Louisville Water has completed its first large-scale inspection of a 48-inch cast iron transmission main while it was filled with water and in service. Louisville Water partnered with Pure Technologies for a condition assessment that covered 4.5 miles of the transmission main.
The inspection tool is called “Sahara,” an acoustic sensor that uses the flow of water to move it through the pipe while “listening” for potential leaks. This application of the Sahara tool also included an HD video camera and a Pipe Wall Analysis (PWA) tool. One of the unique aspects of the inspection is that the water main is filled and in service while the tool moves through the pipe, meaning Louisville Water does not have to empty millions of gallons of water and impact water service for thousands of customers.
This inspection allows Louisville Water to identify potential problems with the main and address them before the pipe fails.
How it Works
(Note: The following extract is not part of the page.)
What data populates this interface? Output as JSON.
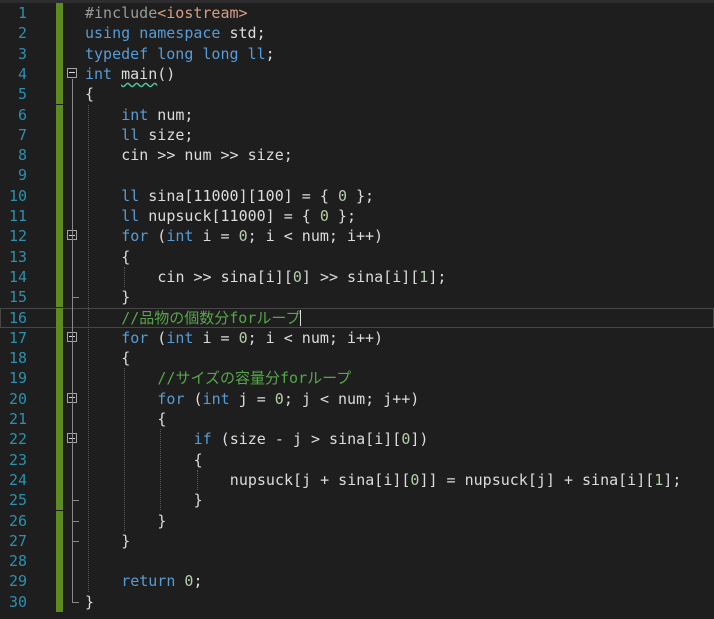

To prepare for the inspection, crews installed 15 access points along the length of the water main. The Sahara tool is inserted into the pipe under pressure through one of the access points. A small parachute uses the flow of water to pull the sensor through the water main while it is tethered by a steel cable. Once the inspection is completed, crews retrieve the tool by rewinding the cable. Depending on the water flow, the Sahara can move up to three feet per second, and has a range of 1,500 feet or more. It took a little over two weeks to complete the inspection of all 4.5 miles. There is no interruption to water service.
During the inspection, technicians from Pure Technologies and Louisville Water monitored the progress of the Saharatool by watching its movement on a computer screen and listening for water leaks as small as a pin-hole. While the device provides real-time leak data, Pure Technologies’ technicians will analyze the pipe wall analysis data.
Inspecting “Gigantic” Water Mains
Louisville Water has over 4,200 miles of water main in its system. Approximately 200 miles are pipes larger than 20 inches in diameter (transmission mains). The remainder is distribution mains, 16 inches and smaller in diameter.
In the 1980s, Louisville Water began a defined program to inspect, repair and/or replace the smaller water main in the distribution system. It’s an aggressive approach to maintain the
infrastructure. To date, Louisville Water has invested over $160M to maintain the distribution water mains. Engineers estimate the program eliminated nearly 7,300 water main breaks in a 20-year period.
The technology to inspect the larger water mains (bigger than 24 inches in diameter) is still developing. In 2009, Louisville Water did its first inspection of a large transmission main, a 48-inch main made of pre-stressed concrete. An inspection of a 60-inch pre-stressed concrete main followed in 2011, and an inspection of a 24-inch main in 2013. The water main in the Sahara inspection is made of cast iron and it’s the first time Louisville Water has been able to inspect this type of water main as the technology was recently refined for this type of pipe.
Louisville Water has a long-term program to assess all 200 miles of transmission mains in the system allocating $4-5M annually. Since beginning the transmission main assessment in 2009, Louisville Water has identified and repaired over 20 potential problems with the larger water mains.
The 48-Inch Cast Iron Water Main – Nearly 100 Years of History
The cast iron water main involved in the Sahara inspection was installed as unlined cast iron in sections beginning in the 1920s. Louisville Water began operations in 1860 and by the beginning of the 20th century the water company was starting to grow. This 48-inch main provided a larger and more reliable supply of water. In the 1990s, Louisville Water cleaned and lined the main. The company began planning the assessment last fall as part of its 2014 capital budget. In April, there was a large break on this water main at Eastern Parkway and Baxter Avenue and this water main also had two breaks in 2011.
Louisville Water engineers will use the data from the Sahara assessment to repair leaks and to determine if additional maintenance work is needed on the transmission water main.
About Louisville Water
Louisville Water began operations in October 1860 as Kentucky’s first public water provider and today provides an abundant, safe supply of drinking water to over 850,000 people in Louisville Metro and surrounding counties. On average, the company produces 118 million gallons of Louisville pure tap each day. Louisville Water is recognized for its quality and innovation; in 2013, Louisville pure tap was named the “People’s Choice for Best-Tasting Tap Water in North America” by the American Water Works Association.
SOURCE: Louisville Water